After taking care of the metals and other elements, it was time to use the Secret Weapon weathering paints to actually weather something!  Yes, even I sometimes use things for the purpose they have been intended.

I usually start off with Old Rust, which is also a favorite skin tone wash too. 

As you can see from this trio of images, you can use those washes a bit like oil washes, in that I apply them mostly in crevices, and then wipe away at the edges.  This is done in a bit more of a watercolor style, with slightly less control exerted because oxidation takes its own course.

This is a good example of how the washes work.  I let them gather in some parts of the application, but pull away at those edges either with a dried out brush or one of  the makeup applicators.

While it is still somewhat wet, I add a slightly lighter rust color, and allow that to mix together on its own.  This is really the unique aspect of the Secret Weapon paints.  They are really meant to do this kind of spontaneous mixing, just as I did on the banner from the last episode.

A third and lighter layer of the rust series can be added, which I usually allow to mix with the other two.  That is another intent of the paints, and that is to mix together.  You can still apply them in "normal" layers of opaque color, which I do all the time.  It's just nice to have this option!

You can see what the various rust layers look like together.  As I mentioned in the previous post about the metals, I made them darker and a bit more blueish so that these subsequent layers of oxidation would show up a little more.

Once that weathering was done, it was time to go back into the metals and add some more lights... using a mix of the lighter Secret Weapon grays and a few lighter Reaper colors.  I wanted to get in all the rust before this stage.  It follows my normal process of working "globally", where I try to get as much of the surfaces covered in colors and values as soon as possible.

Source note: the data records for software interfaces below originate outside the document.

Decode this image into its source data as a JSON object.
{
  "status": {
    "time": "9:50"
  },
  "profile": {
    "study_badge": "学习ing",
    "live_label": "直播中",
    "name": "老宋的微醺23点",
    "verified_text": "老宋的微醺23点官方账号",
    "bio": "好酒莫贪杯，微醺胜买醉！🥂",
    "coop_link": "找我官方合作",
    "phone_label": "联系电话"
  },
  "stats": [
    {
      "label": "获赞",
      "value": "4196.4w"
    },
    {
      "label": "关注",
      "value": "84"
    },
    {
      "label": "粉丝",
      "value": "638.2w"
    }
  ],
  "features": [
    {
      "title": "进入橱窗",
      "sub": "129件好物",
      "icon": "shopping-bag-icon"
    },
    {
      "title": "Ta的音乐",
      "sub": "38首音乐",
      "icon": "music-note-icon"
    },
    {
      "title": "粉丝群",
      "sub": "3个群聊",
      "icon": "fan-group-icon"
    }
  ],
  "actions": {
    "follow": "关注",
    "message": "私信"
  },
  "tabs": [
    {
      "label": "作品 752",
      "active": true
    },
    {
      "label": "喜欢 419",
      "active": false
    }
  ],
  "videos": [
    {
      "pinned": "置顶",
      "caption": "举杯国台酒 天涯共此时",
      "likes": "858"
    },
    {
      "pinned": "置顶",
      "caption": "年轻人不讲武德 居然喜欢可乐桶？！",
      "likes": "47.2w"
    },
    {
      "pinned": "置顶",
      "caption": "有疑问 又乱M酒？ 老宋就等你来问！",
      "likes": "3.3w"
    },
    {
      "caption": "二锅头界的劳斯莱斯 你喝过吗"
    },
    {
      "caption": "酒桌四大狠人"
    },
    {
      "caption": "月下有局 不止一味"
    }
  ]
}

This creates context, so I know just how dark or light one area should be in relation to another.

I even took those darker blues and mixed them with the yellow rust, which created a bit of a 'patina' color.  I put this on a few of the bronze/copper bits.

I started to finalize some of the shading on other areas, such as the lion cloths, skin areas, the deepest darks in the furs, and a few highlights on the horns.  There are a lot of different shades of brown, so I tried to make variations in those broader areas of color by making some more greenish, more reddish, etc.

It is only at this point that I start to add in any of the brightest highlights.  This plays off all my years of 2D art, where such details were never added until the end.  As always, it is about context, and having all the rest of the color/value range in place, I know exactly how much is needed.

I have a few of those brightest highlights here, on the weapons and armor. You can see how the armor is meant to play off the snow colors!

I hope that this series was helpful.  I know that it can be difficult to translate all the information on these techniques in pictorial/text format!

This is why I am trying to do more of the facebook live sessions, so people can hear and see these things live on their screens.  To make some "space" to allow for more time,  the Patreon page was set up.  Apparently you can do live streams just for the patrons, and I am trying to set that up. 

Apparently you have to have a bunch of specific settings on your you tube channel, and then get 'approval' from Patreon that those are in place.

Here's a link to the page.  Anyone who pledges to the page gets a chance to win the painted Nocturna miniature which will be raffled off in December!!